● **Data for this task**

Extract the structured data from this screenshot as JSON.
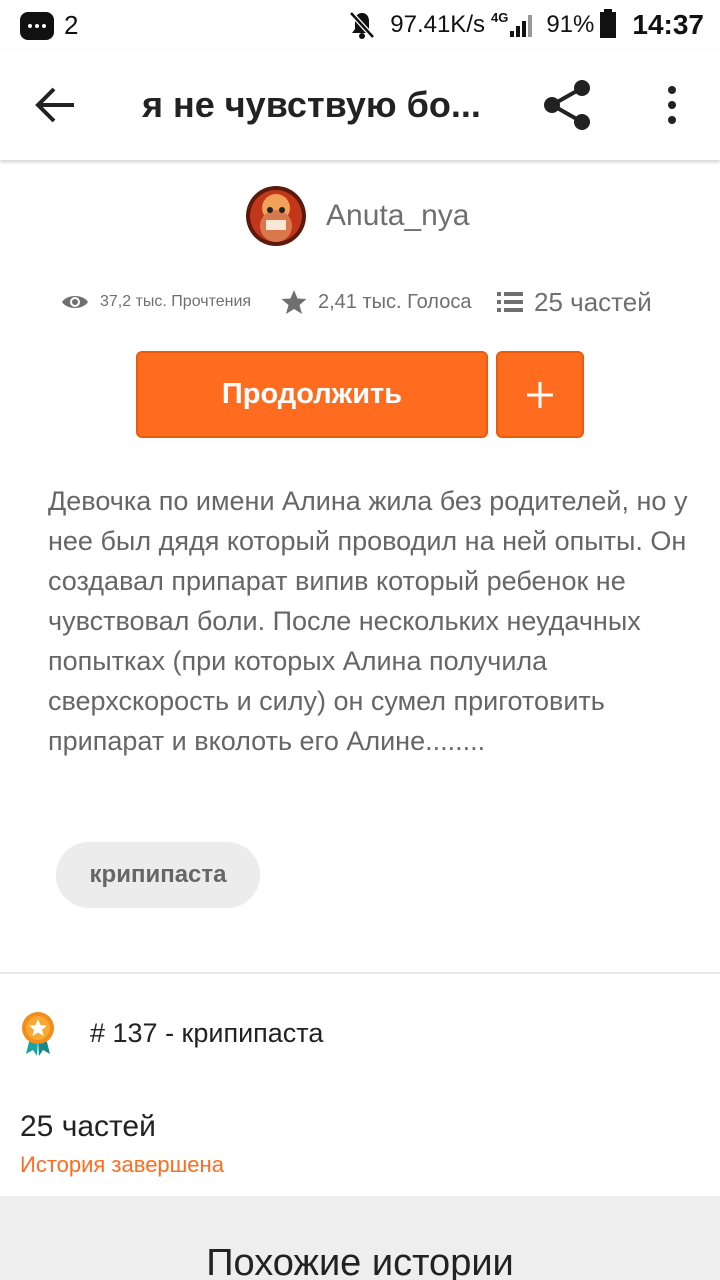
{
  "status_bar": {
    "notification_count": "2",
    "speed": "97.41K/s",
    "network": "4G",
    "battery": "91%",
    "time": "14:37"
  },
  "toolbar": {
    "title": "я не чувствую бо..."
  },
  "author": {
    "name": "Anuta_nya"
  },
  "stats": {
    "reads": "37,2 тыс. Прочтения",
    "votes": "2,41 тыс. Голоса",
    "parts": "25 частей"
  },
  "actions": {
    "continue_label": "Продолжить"
  },
  "description": "Девочка по имени Алина жила без родителей, но у нее был дядя который проводил на ней опыты. Он создавал припарат випив который ребенок не чувствовал боли. После нескольких неудачных попытках (при которых Алина получила сверхскорость и силу) он сумел приготовить припарат и вколоть его Алине........",
  "tag": "крипипаста",
  "rank": "# 137 - крипипаста",
  "parts_count": "25 частей",
  "completion_status": "История завершена",
  "similar_title": "Похожие истории",
  "colors": {
    "accent": "#ff6c1f",
    "text": "#222222",
    "secondary_text": "#6f6f6f"
  }
}
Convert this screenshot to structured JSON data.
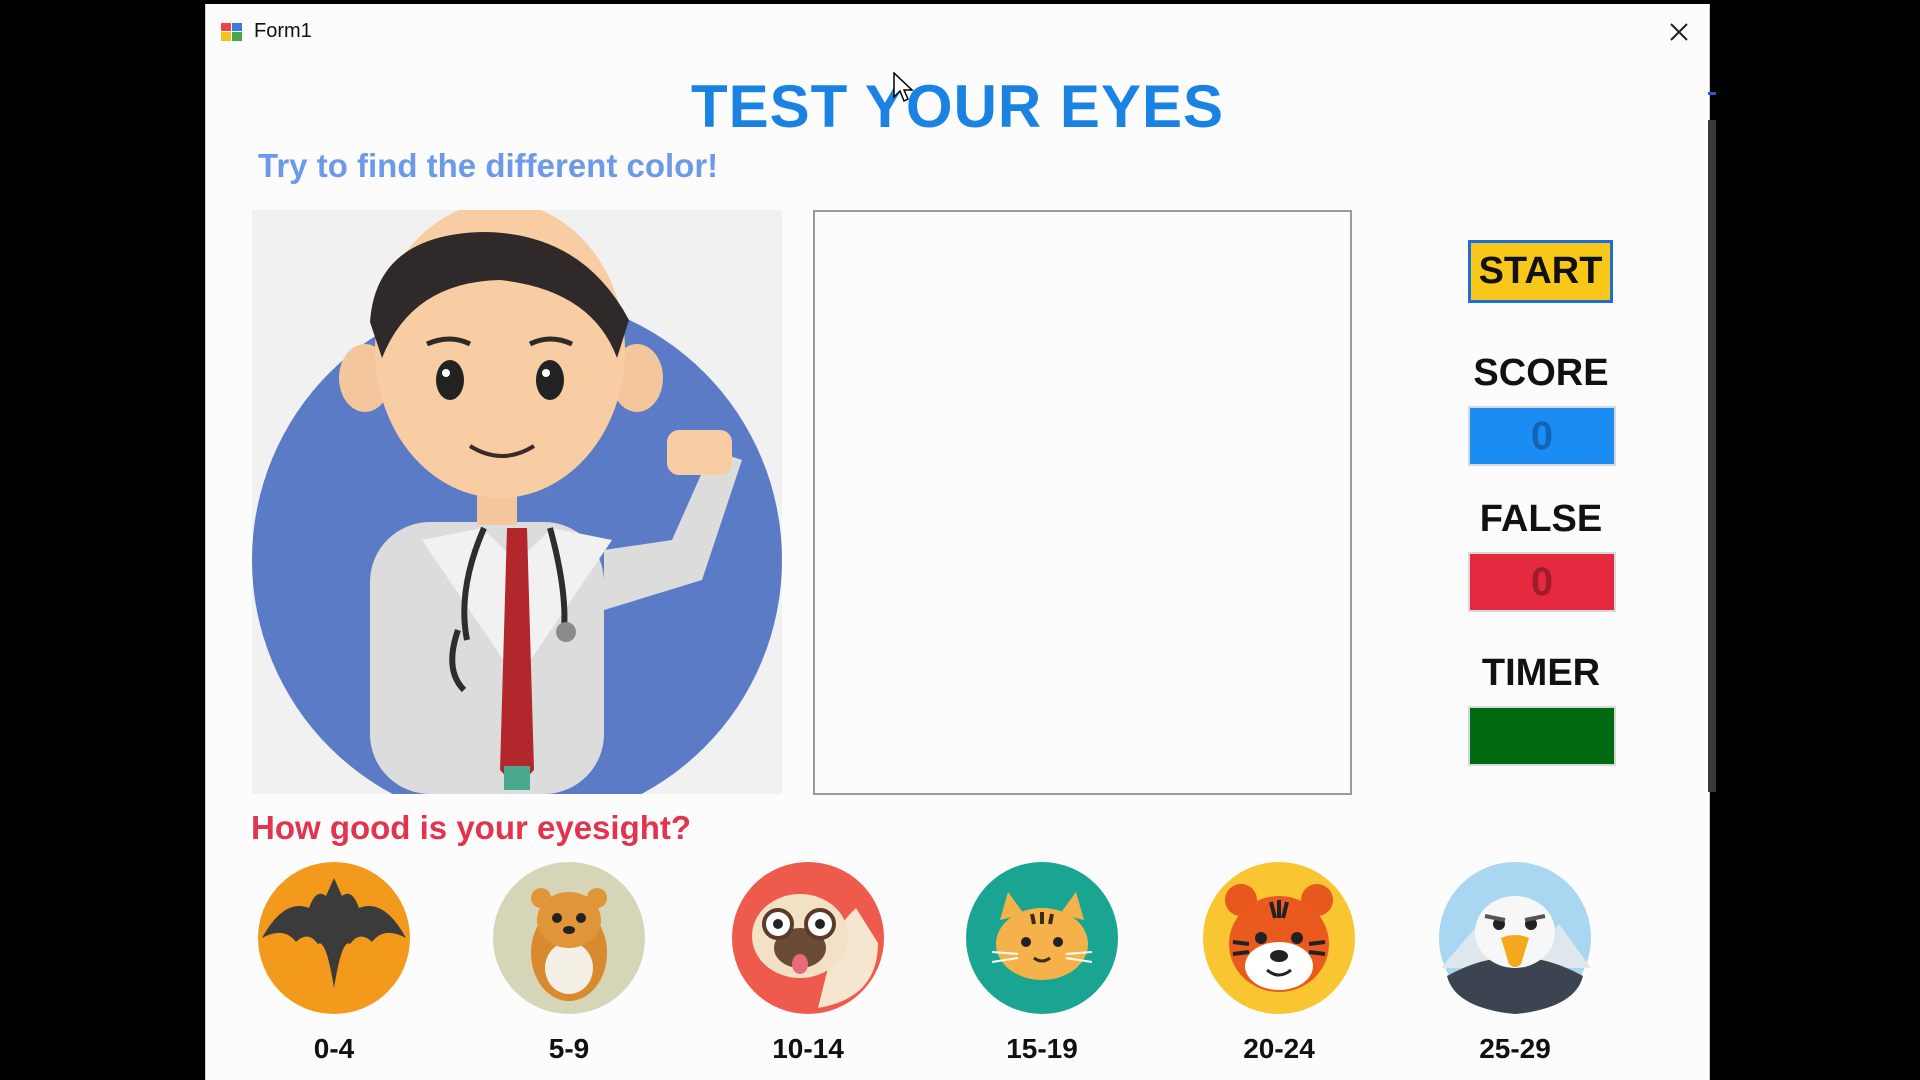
{
  "window": {
    "title": "Form1"
  },
  "header": {
    "title": "TEST YOUR EYES",
    "subtitle": "Try to find the different color!"
  },
  "controls": {
    "start_label": "START",
    "score_label": "SCORE",
    "score_value": "0",
    "false_label": "FALSE",
    "false_value": "0",
    "timer_label": "TIMER",
    "timer_value": ""
  },
  "colors": {
    "title": "#1a82e2",
    "subtitle": "#6d9ae8",
    "question": "#e0344f",
    "start_bg": "#f7c81a",
    "start_border": "#1a6fd8",
    "score_bg": "#1b8cf2",
    "false_bg": "#e5293f",
    "timer_bg": "#006a12"
  },
  "eyesight": {
    "question": "How good is your eyesight?",
    "levels": [
      {
        "range": "0-4",
        "icon": "bat-icon"
      },
      {
        "range": "5-9",
        "icon": "hamster-icon"
      },
      {
        "range": "10-14",
        "icon": "pug-icon"
      },
      {
        "range": "15-19",
        "icon": "cat-icon"
      },
      {
        "range": "20-24",
        "icon": "tiger-icon"
      },
      {
        "range": "25-29",
        "icon": "eagle-icon"
      }
    ]
  }
}
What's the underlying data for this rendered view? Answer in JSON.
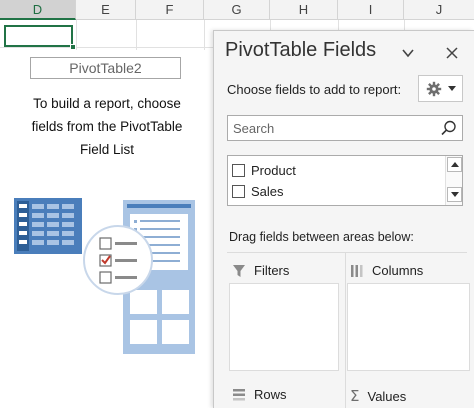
{
  "sheet": {
    "columns": [
      "D",
      "E",
      "F",
      "G",
      "H",
      "I",
      "J"
    ],
    "selected_column": "D"
  },
  "pivot": {
    "name": "PivotTable2",
    "instructions": "To build a report, choose fields from the PivotTable Field List"
  },
  "pane": {
    "title": "PivotTable Fields",
    "subtitle": "Choose fields to add to report:",
    "search_placeholder": "Search",
    "fields": [
      {
        "label": "Product",
        "checked": false
      },
      {
        "label": "Sales",
        "checked": false
      }
    ],
    "drag_label": "Drag fields between areas below:",
    "areas": {
      "filters": "Filters",
      "columns": "Columns",
      "rows": "Rows",
      "values": "Values"
    }
  },
  "colors": {
    "excel_green": "#217346",
    "illustration_blue": "#4a7ebb",
    "check_red": "#c0392b"
  }
}
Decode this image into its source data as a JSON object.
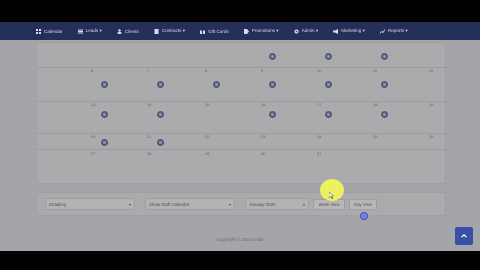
{
  "nav": {
    "items": [
      {
        "label": "Calendar",
        "icon": "grid-icon"
      },
      {
        "label": "Leads ▾",
        "icon": "list-icon"
      },
      {
        "label": "Clients",
        "icon": "user-icon"
      },
      {
        "label": "Contracts ▾",
        "icon": "file-icon"
      },
      {
        "label": "Gift Cards",
        "icon": "gift-icon"
      },
      {
        "label": "Promotions ▾",
        "icon": "tag-icon"
      },
      {
        "label": "Admin ▾",
        "icon": "gear-icon"
      },
      {
        "label": "Marketing ▾",
        "icon": "megaphone-icon"
      },
      {
        "label": "Reports ▾",
        "icon": "chart-icon"
      }
    ],
    "color": "#25305a"
  },
  "calendar": {
    "day_numbers_row1": [
      "6",
      "7",
      "8",
      "9",
      "10",
      "11",
      "12"
    ],
    "day_numbers_row2": [
      "13",
      "14",
      "15",
      "16",
      "17",
      "18",
      "19"
    ],
    "day_numbers_row3": [
      "20",
      "21",
      "22",
      "23",
      "24",
      "25",
      "26"
    ],
    "day_numbers_row4": [
      "27",
      "28",
      "29",
      "30",
      "31"
    ]
  },
  "controls": {
    "select1": "Detailing",
    "select2": "Show Staff Calendar",
    "select3": "January 2020",
    "week_button": "Week View",
    "day_button": "Day View"
  },
  "footer": {
    "copyright": "Copyright © 2020 Detail"
  }
}
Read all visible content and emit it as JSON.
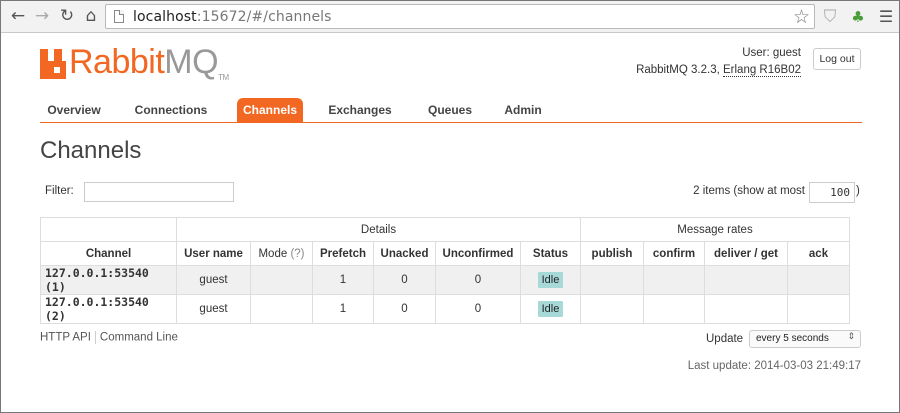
{
  "browser": {
    "url_host": "localhost",
    "url_rest": ":15672/#/channels",
    "back_glyph": "←",
    "forward_glyph": "→",
    "reload_glyph": "↻",
    "home_glyph": "⌂",
    "star_glyph": "☆",
    "shield_glyph": "⛉",
    "puzzle_glyph": "♣",
    "menu_glyph": "☰"
  },
  "header": {
    "logo_rabbit": "Rabbit",
    "logo_mq": "MQ",
    "logo_tm": "TM",
    "user_line": "User: guest",
    "version_prefix": "RabbitMQ 3.2.3, ",
    "erlang_link": "Erlang R16B02",
    "logout_label": "Log out",
    "brand_color": "#f26822"
  },
  "tabs": [
    {
      "label": "Overview"
    },
    {
      "label": "Connections"
    },
    {
      "label": "Channels",
      "active": true
    },
    {
      "label": "Exchanges"
    },
    {
      "label": "Queues"
    },
    {
      "label": "Admin"
    }
  ],
  "page_title": "Channels",
  "filter": {
    "label": "Filter:",
    "value": "",
    "items_text": "2 items (show at most",
    "max_value": "100",
    "close_paren": ")"
  },
  "table": {
    "group_details": "Details",
    "group_rates": "Message rates",
    "headers": {
      "channel": "Channel",
      "user": "User name",
      "mode": "Mode",
      "mode_hint": "(?)",
      "prefetch": "Prefetch",
      "unacked": "Unacked",
      "unconfirmed": "Unconfirmed",
      "status": "Status",
      "publish": "publish",
      "confirm": "confirm",
      "deliver_get": "deliver / get",
      "ack": "ack"
    },
    "rows": [
      {
        "channel": "127.0.0.1:53540 (1)",
        "user": "guest",
        "mode": "",
        "prefetch": "1",
        "unacked": "0",
        "unconfirmed": "0",
        "status": "Idle",
        "publish": "",
        "confirm": "",
        "deliver_get": "",
        "ack": ""
      },
      {
        "channel": "127.0.0.1:53540 (2)",
        "user": "guest",
        "mode": "",
        "prefetch": "1",
        "unacked": "0",
        "unconfirmed": "0",
        "status": "Idle",
        "publish": "",
        "confirm": "",
        "deliver_get": "",
        "ack": ""
      }
    ]
  },
  "footer": {
    "http_api": "HTTP API",
    "command_line": "Command Line",
    "update_label": "Update",
    "update_value": "every 5 seconds",
    "update_arrow": "⇕",
    "last_update": "Last update: 2014-03-03 21:49:17"
  }
}
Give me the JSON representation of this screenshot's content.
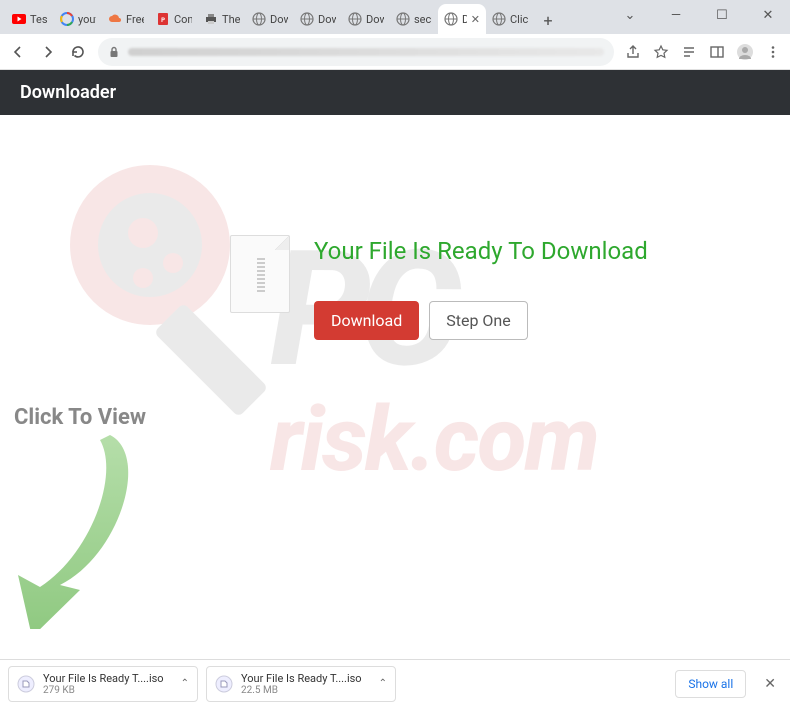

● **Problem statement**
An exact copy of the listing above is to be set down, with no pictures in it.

● **Written solution**
Extract the structured data from this screenshot as JSON.
{
  "status_bar": {
    "notification_count": "2",
    "speed": "97.41K/s",
    "network": "4G",
    "battery": "91%",
    "time": "14:37"
  },
  "toolbar": {
    "title": "я не чувствую бо..."
  },
  "author": {
    "name": "Anuta_nya"
  },
  "stats": {
    "reads": "37,2 тыс. Прочтения",
    "votes": "2,41 тыс. Голоса",
    "parts": "25 частей"
  },
  "actions": {
    "continue_label": "Продолжить"
  },
  "description": "Девочка по имени Алина жила без родителей, но у нее был дядя который проводил на ней опыты. Он создавал припарат випив который ребенок не чувствовал боли. После нескольких неудачных попытках (при которых Алина получила сверхскорость и силу) он сумел приготовить припарат и вколоть его Алине........",
  "tag": "крипипаста",
  "rank": "# 137 - крипипаста",
  "parts_count": "25 частей",
  "completion_status": "История завершена",
  "similar_title": "Похожие истории",
  "colors": {
    "accent": "#ff6c1f",
    "text": "#222222",
    "secondary_text": "#6f6f6f"
  }
}
Convert this screenshot to structured JSON data.
{
  "window": {
    "title": "Form1"
  },
  "header": {
    "title": "TEST YOUR EYES",
    "subtitle": "Try to find the different color!"
  },
  "controls": {
    "start_label": "START",
    "score_label": "SCORE",
    "score_value": "0",
    "false_label": "FALSE",
    "false_value": "0",
    "timer_label": "TIMER",
    "timer_value": ""
  },
  "colors": {
    "title": "#1a82e2",
    "subtitle": "#6d9ae8",
    "question": "#e0344f",
    "start_bg": "#f7c81a",
    "start_border": "#1a6fd8",
    "score_bg": "#1b8cf2",
    "false_bg": "#e5293f",
    "timer_bg": "#006a12"
  },
  "eyesight": {
    "question": "How good is your eyesight?",
    "levels": [
      {
        "range": "0-4",
        "icon": "bat-icon"
      },
      {
        "range": "5-9",
        "icon": "hamster-icon"
      },
      {
        "range": "10-14",
        "icon": "pug-icon"
      },
      {
        "range": "15-19",
        "icon": "cat-icon"
      },
      {
        "range": "20-24",
        "icon": "tiger-icon"
      },
      {
        "range": "25-29",
        "icon": "eagle-icon"
      }
    ]
  }
}
What's the underlying data for this rendered view? Answer in JSON.
{
  "sheet": {
    "columns": [
      "D",
      "E",
      "F",
      "G",
      "H",
      "I",
      "J"
    ],
    "selected_column": "D"
  },
  "pivot": {
    "name": "PivotTable2",
    "instructions": "To build a report, choose fields from the PivotTable Field List"
  },
  "pane": {
    "title": "PivotTable Fields",
    "subtitle": "Choose fields to add to report:",
    "search_placeholder": "Search",
    "fields": [
      {
        "label": "Product",
        "checked": false
      },
      {
        "label": "Sales",
        "checked": false
      }
    ],
    "drag_label": "Drag fields between areas below:",
    "areas": {
      "filters": "Filters",
      "columns": "Columns",
      "rows": "Rows",
      "values": "Values"
    }
  },
  "colors": {
    "excel_green": "#217346",
    "illustration_blue": "#4a7ebb",
    "check_red": "#c0392b"
  }
}
Decode this image into its source data as a JSON object.
{
  "nav": {
    "items": [
      {
        "label": "Calendar",
        "icon": "grid-icon"
      },
      {
        "label": "Leads ▾",
        "icon": "list-icon"
      },
      {
        "label": "Clients",
        "icon": "user-icon"
      },
      {
        "label": "Contracts ▾",
        "icon": "file-icon"
      },
      {
        "label": "Gift Cards",
        "icon": "gift-icon"
      },
      {
        "label": "Promotions ▾",
        "icon": "tag-icon"
      },
      {
        "label": "Admin ▾",
        "icon": "gear-icon"
      },
      {
        "label": "Marketing ▾",
        "icon": "megaphone-icon"
      },
      {
        "label": "Reports ▾",
        "icon": "chart-icon"
      }
    ],
    "color": "#25305a"
  },
  "calendar": {
    "day_numbers_row1": [
      "6",
      "7",
      "8",
      "9",
      "10",
      "11",
      "12"
    ],
    "day_numbers_row2": [
      "13",
      "14",
      "15",
      "16",
      "17",
      "18",
      "19"
    ],
    "day_numbers_row3": [
      "20",
      "21",
      "22",
      "23",
      "24",
      "25",
      "26"
    ],
    "day_numbers_row4": [
      "27",
      "28",
      "29",
      "30",
      "31"
    ]
  },
  "controls": {
    "select1": "Detailing",
    "select2": "Show Staff Calendar",
    "select3": "January 2020",
    "week_button": "Week View",
    "day_button": "Day View"
  },
  "footer": {
    "copyright": "Copyright © 2020 Detail"
  }
}
Read all visible content and emit it as JSON.
{
  "browser": {
    "url_host": "localhost",
    "url_rest": ":15672/#/channels",
    "back_glyph": "←",
    "forward_glyph": "→",
    "reload_glyph": "↻",
    "home_glyph": "⌂",
    "star_glyph": "☆",
    "shield_glyph": "⛉",
    "puzzle_glyph": "♣",
    "menu_glyph": "☰"
  },
  "header": {
    "logo_rabbit": "Rabbit",
    "logo_mq": "MQ",
    "logo_tm": "TM",
    "user_line": "User: guest",
    "version_prefix": "RabbitMQ 3.2.3, ",
    "erlang_link": "Erlang R16B02",
    "logout_label": "Log out",
    "brand_color": "#f26822"
  },
  "tabs": [
    {
      "label": "Overview"
    },
    {
      "label": "Connections"
    },
    {
      "label": "Channels",
      "active": true
    },
    {
      "label": "Exchanges"
    },
    {
      "label": "Queues"
    },
    {
      "label": "Admin"
    }
  ],
  "page_title": "Channels",
  "filter": {
    "label": "Filter:",
    "value": "",
    "items_text": "2 items (show at most",
    "max_value": "100",
    "close_paren": ")"
  },
  "table": {
    "group_details": "Details",
    "group_rates": "Message rates",
    "headers": {
      "channel": "Channel",
      "user": "User name",
      "mode": "Mode",
      "mode_hint": "(?)",
      "prefetch": "Prefetch",
      "unacked": "Unacked",
      "unconfirmed": "Unconfirmed",
      "status": "Status",
      "publish": "publish",
      "confirm": "confirm",
      "deliver_get": "deliver / get",
      "ack": "ack"
    },
    "rows": [
      {
        "channel": "127.0.0.1:53540 (1)",
        "user": "guest",
        "mode": "",
        "prefetch": "1",
        "unacked": "0",
        "unconfirmed": "0",
        "status": "Idle",
        "publish": "",
        "confirm": "",
        "deliver_get": "",
        "ack": ""
      },
      {
        "channel": "127.0.0.1:53540 (2)",
        "user": "guest",
        "mode": "",
        "prefetch": "1",
        "unacked": "0",
        "unconfirmed": "0",
        "status": "Idle",
        "publish": "",
        "confirm": "",
        "deliver_get": "",
        "ack": ""
      }
    ]
  },
  "footer": {
    "http_api": "HTTP API",
    "command_line": "Command Line",
    "update_label": "Update",
    "update_value": "every 5 seconds",
    "update_arrow": "⇕",
    "last_update": "Last update: 2014-03-03 21:49:17"
  }
}
Give me the JSON representation of this screenshot's content.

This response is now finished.